“… when something awful happens, we must put aside needing to understand or to fit it into a system where the world’s cruelties make sense. Perhaps, after life is over, it will all be explained. Or not.”
But perhaps life does have meaning. Or at least some novels do. Three days later, Chaplin begins his first film as good as he was.
Sunnyside was published six months ago and is only available in hardback in the US but can be bought in paperback in Waterstones in Ireland and possibly the UK. It was widely but a little equivocally reviewed during the summer, which may explain why it’s not in every bookshop window nor on every end of year list. Some reviewers loved moments, but thought the book as a whole – in so far as they conceded it was a whole – baggy and lacking focus. I found Sunnyside’s digressions and shaggy dog stories entertaining and often brimming with pathos. Rather than prosecute an argument, Gold winkles out correlations and coincidence and sets them out beautifully for the reader to enjoy.

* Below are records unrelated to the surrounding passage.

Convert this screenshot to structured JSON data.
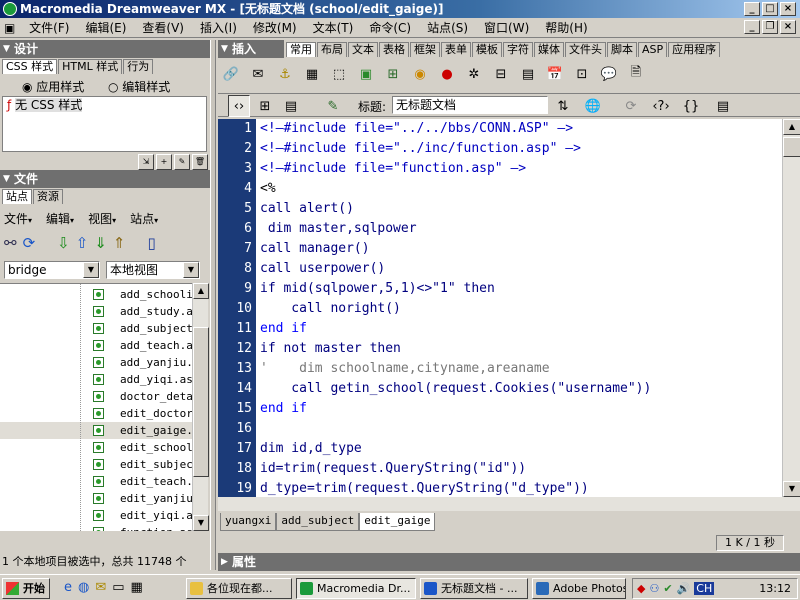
{
  "window": {
    "title": "Macromedia Dreamweaver MX - [无标题文档 (school/edit_gaige)]"
  },
  "menu": [
    "文件(F)",
    "编辑(E)",
    "查看(V)",
    "插入(I)",
    "修改(M)",
    "文本(T)",
    "命令(C)",
    "站点(S)",
    "窗口(W)",
    "帮助(H)"
  ],
  "design_panel": {
    "title": "设计",
    "tabs": [
      "CSS 样式",
      "HTML 样式",
      "行为"
    ],
    "radio_apply": "应用样式",
    "radio_edit": "编辑样式",
    "no_css": "无 CSS 样式"
  },
  "files_panel": {
    "title": "文件",
    "tabs": [
      "站点",
      "资源"
    ],
    "menus": [
      "文件",
      "编辑",
      "视图",
      "站点"
    ],
    "site_select": "bridge",
    "view_select": "本地视图",
    "files": [
      "add_schoolin",
      "add_study.as",
      "add_subject.",
      "add_teach.as",
      "add_yanjiu.a",
      "add_yiqi.asp",
      "doctor_detai",
      "edit_doctor.",
      "edit_gaige.a",
      "edit_school.",
      "edit_subject",
      "edit_teach.a",
      "edit_yanjiu.",
      "edit_yiqi.as",
      "function.asp"
    ],
    "selected_index": 8,
    "status": "1 个本地项目被选中，总共 11748 个"
  },
  "insert_panel": {
    "title": "插入",
    "tabs": [
      "常用",
      "布局",
      "文本",
      "表格",
      "框架",
      "表单",
      "模板",
      "字符",
      "媒体",
      "文件头",
      "脚本",
      "ASP",
      "应用程序"
    ]
  },
  "doc_toolbar": {
    "title_label": "标题:",
    "title_value": "无标题文档"
  },
  "code_lines": [
    {
      "n": "1",
      "text": "<!—#include file=\"../../bbs/CONN.ASP\" —>",
      "cls": "str"
    },
    {
      "n": "2",
      "text": "<!—#include file=\"../inc/function.asp\" —>",
      "cls": "str"
    },
    {
      "n": "3",
      "text": "<!—#include file=\"function.asp\" —>",
      "cls": "str"
    },
    {
      "n": "4",
      "text": "<%",
      "cls": ""
    },
    {
      "n": "5",
      "text": "call alert()",
      "cls": "fn"
    },
    {
      "n": "6",
      "text": " dim master,sqlpower",
      "cls": "fn"
    },
    {
      "n": "7",
      "text": "call manager()",
      "cls": "fn"
    },
    {
      "n": "8",
      "text": "call userpower()",
      "cls": "fn"
    },
    {
      "n": "9",
      "text": "if mid(sqlpower,5,1)<>\"1\" then",
      "cls": "fn"
    },
    {
      "n": "10",
      "text": "    call noright()",
      "cls": "fn"
    },
    {
      "n": "11",
      "text": "end if",
      "cls": "kw"
    },
    {
      "n": "12",
      "text": "if not master then",
      "cls": "fn"
    },
    {
      "n": "13",
      "text": "'    dim schoolname,cityname,areaname",
      "cls": "gray"
    },
    {
      "n": "14",
      "text": "    call getin_school(request.Cookies(\"username\"))",
      "cls": "fn"
    },
    {
      "n": "15",
      "text": "end if",
      "cls": "kw"
    },
    {
      "n": "16",
      "text": "",
      "cls": ""
    },
    {
      "n": "17",
      "text": "dim id,d_type",
      "cls": "fn"
    },
    {
      "n": "18",
      "text": "id=trim(request.QueryString(\"id\"))",
      "cls": "fn"
    },
    {
      "n": "19",
      "text": "d_type=trim(request.QueryString(\"d_type\"))",
      "cls": "fn"
    }
  ],
  "doc_tabs": [
    "yuangxi",
    "add_subject",
    "edit_gaige"
  ],
  "status_right": "1 K / 1 秒",
  "properties_title": "属性",
  "taskbar": {
    "start": "开始",
    "tasks": [
      "各位现在都...",
      "Macromedia Dr...",
      "无标题文档 - ...",
      "Adobe Photos..."
    ],
    "lang": "CH",
    "clock": "13:12"
  }
}
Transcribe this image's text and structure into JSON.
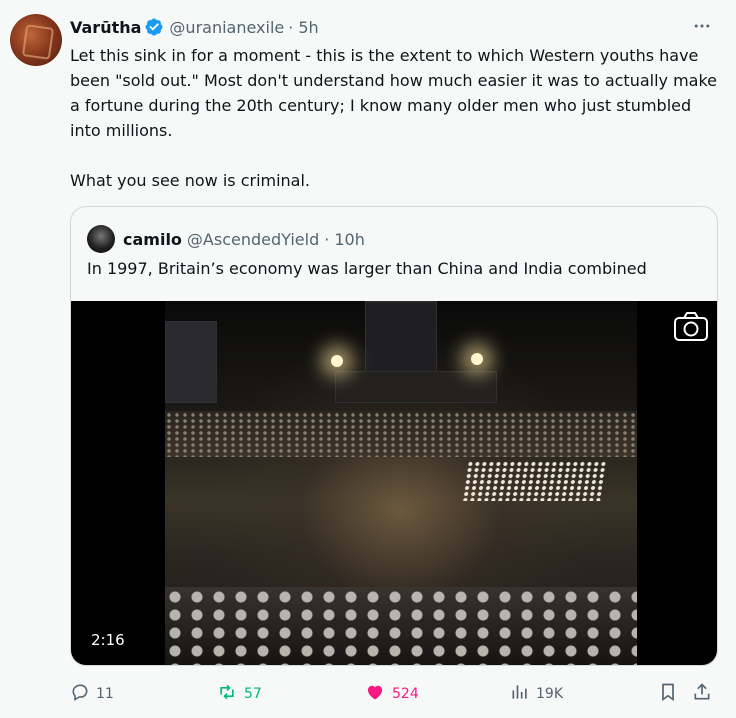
{
  "tweet": {
    "author_name": "Varūtha",
    "author_handle": "@uranianexile",
    "separator": "·",
    "time": "5h",
    "text": "Let this sink in for a moment - this is the extent to which Western youths have been \"sold out.\" Most don't understand how much easier it was to actually make a fortune during the 20th century; I know many older men who just stumbled into millions.\n\nWhat you see now is criminal.",
    "more_icon": "more-horizontal-icon"
  },
  "quote": {
    "author_name": "camilo",
    "author_handle": "@AscendedYield",
    "separator": "·",
    "time": "10h",
    "text": "In 1997, Britain’s economy was larger than China and India combined",
    "video_duration": "2:16"
  },
  "actions": {
    "replies": "11",
    "reposts": "57",
    "likes": "524",
    "views": "19K"
  },
  "colors": {
    "verified": "#1d9bf0",
    "repost": "#00ba7c",
    "like": "#f91880",
    "muted": "#536471"
  }
}
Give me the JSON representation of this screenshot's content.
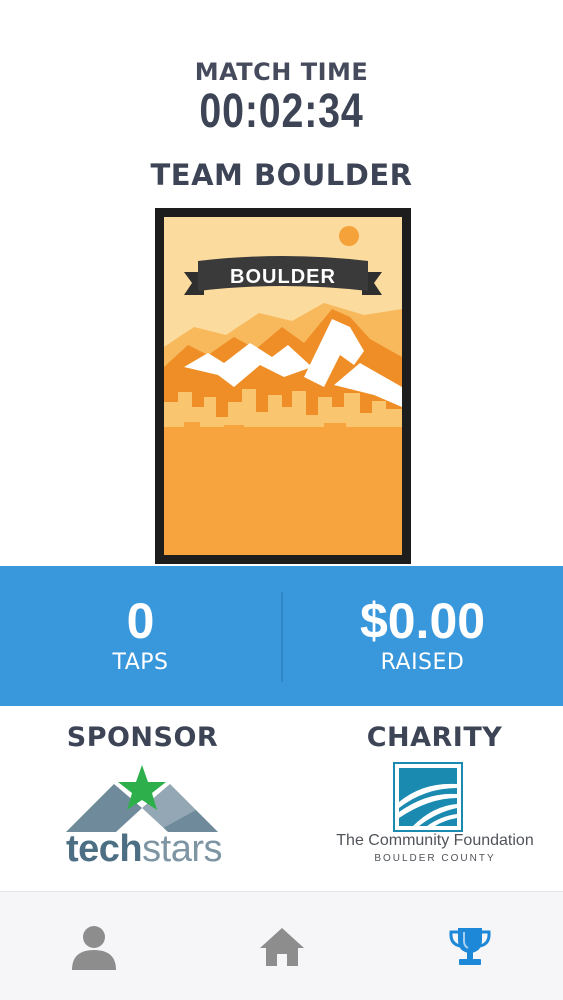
{
  "header": {
    "match_label": "MATCH TIME",
    "match_time": "00:02:34",
    "team_name": "TEAM BOULDER"
  },
  "poster": {
    "banner_text": "BOULDER",
    "colors": {
      "sky": "#fbdb9e",
      "ground": "#f7a43e",
      "orange": "#ef8e26",
      "frame": "#1d1d1d"
    }
  },
  "stats": {
    "taps_value": "0",
    "taps_label": "TAPS",
    "raised_value": "$0.00",
    "raised_label": "RAISED",
    "background": "#3997dc"
  },
  "sponsor": {
    "title": "SPONSOR",
    "logo_word_1": "tech",
    "logo_word_2": "stars"
  },
  "charity": {
    "title": "CHARITY",
    "name": "The Community Foundation",
    "subtitle": "BOULDER COUNTY"
  },
  "tabbar": {
    "items": [
      {
        "icon": "person-icon",
        "active": false
      },
      {
        "icon": "home-icon",
        "active": false
      },
      {
        "icon": "trophy-icon",
        "active": true
      }
    ],
    "active_color": "#1e88d8",
    "inactive_color": "#8d8d8d"
  }
}
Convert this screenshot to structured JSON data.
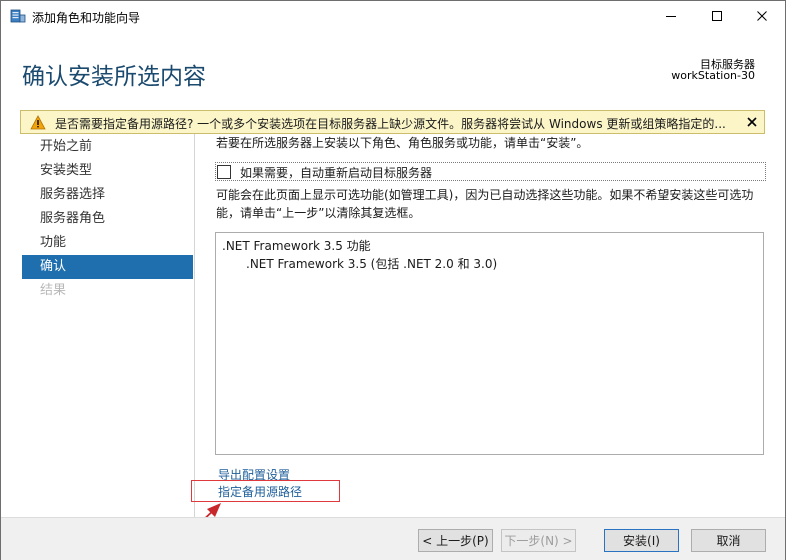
{
  "window": {
    "title": "添加角色和功能向导",
    "controls": [
      "minimize-icon",
      "maximize-icon",
      "close-icon"
    ]
  },
  "header": {
    "title": "确认安装所选内容",
    "destination_label": "目标服务器",
    "destination_value": "workStation-30"
  },
  "warning": {
    "text": "是否需要指定备用源路径? 一个或多个安装选项在目标服务器上缺少源文件。服务器将尝试从 Windows 更新或组策略指定的...",
    "icon": "warning-triangle-icon"
  },
  "sidebar": {
    "items": [
      {
        "label": "开始之前",
        "state": "normal"
      },
      {
        "label": "安装类型",
        "state": "normal"
      },
      {
        "label": "服务器选择",
        "state": "normal"
      },
      {
        "label": "服务器角色",
        "state": "normal"
      },
      {
        "label": "功能",
        "state": "normal"
      },
      {
        "label": "确认",
        "state": "active"
      },
      {
        "label": "结果",
        "state": "disabled"
      }
    ]
  },
  "main": {
    "intro": "若要在所选服务器上安装以下角色、角色服务或功能，请单击“安装”。",
    "restart_label": "如果需要，自动重新启动目标服务器",
    "restart_checked": false,
    "note": "可能会在此页面上显示可选功能(如管理工具)，因为已自动选择这些功能。如果不希望安装这些可选功能，请单击“上一步”以清除其复选框。",
    "features": [
      ".NET Framework 3.5 功能",
      ".NET Framework 3.5 (包括 .NET 2.0 和 3.0)"
    ],
    "export_link": "导出配置设置",
    "alt_source_link": "指定备用源路径"
  },
  "footer": {
    "previous": "< 上一步(P)",
    "next": "下一步(N) >",
    "install": "安装(I)",
    "cancel": "取消"
  },
  "colors": {
    "accent": "#1f6fae",
    "title": "#1b4a6f",
    "warning_bg": "#fbf5c8",
    "link": "#1f5f9a",
    "annotation": "#e0393d"
  }
}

Several reviews had a regretful tone, implying that Gold has set out to do something very ambitious with his second novel and that his failure is noble and beautiful. It’s easy to argue that a book that’s not as loved by others is simply misunderstood, but I do think many reviewers missed the point. After pointing out that the novel makes the reader work to hard to figure out what it’s all about, the WaPo reviewer notes that in Sunnyside’s “strange moments, the cascading pieces of this novel suddenly lock into place in the most evocative ways. Gold manages to convey how the reproduction and distribution of moving images enflames our imaginations and alters our nature like nothing else since the dawn of religion.”
Michael Dirda spoke recently in Locus about Neal Stephenson’s Anathem, a book he didn’t really get but couldn’t completely dismiss. Perhaps Sunnyside is one of these:
“The books we can’t make sense of, that knock us off-kilter, that we don’t accept readily, will often be the books that matter most to the next generation. In fact, that’s the sign of a really important book: it doesn’t fit into our received expectations, it bothers us, it ‘doesn’t work’. Sometimes an ambitious failure is more worth having than a successful little book that is perfectly done.”
(Michael Dirda, International Man of Mystery and Sophisticated Boulevardier)
I don’t accept that Sunnyside is an ambitious failure, however regretful the tone of its reviews. Nor am I the best advocate the book can have, since I enjoyed it far too much to do very much of the intellectual heavy lifting needed to derive its deeper motives. But I’ll leave you with this.
Novels are supposed to be big! I’m bored with novels about disintegrating marriages and quiet, kitchen table regrets. Sunnyside is a big book about big themes in a big country. It’s about the movies when they were new, the collective loss of innocence, fame transmogrified from monarchs through starlets, and what, if any, meaning work lends to life, especially if you’re a genius and haven’t yet produced something as good as you are. So much of life is in this book. I think you should read it.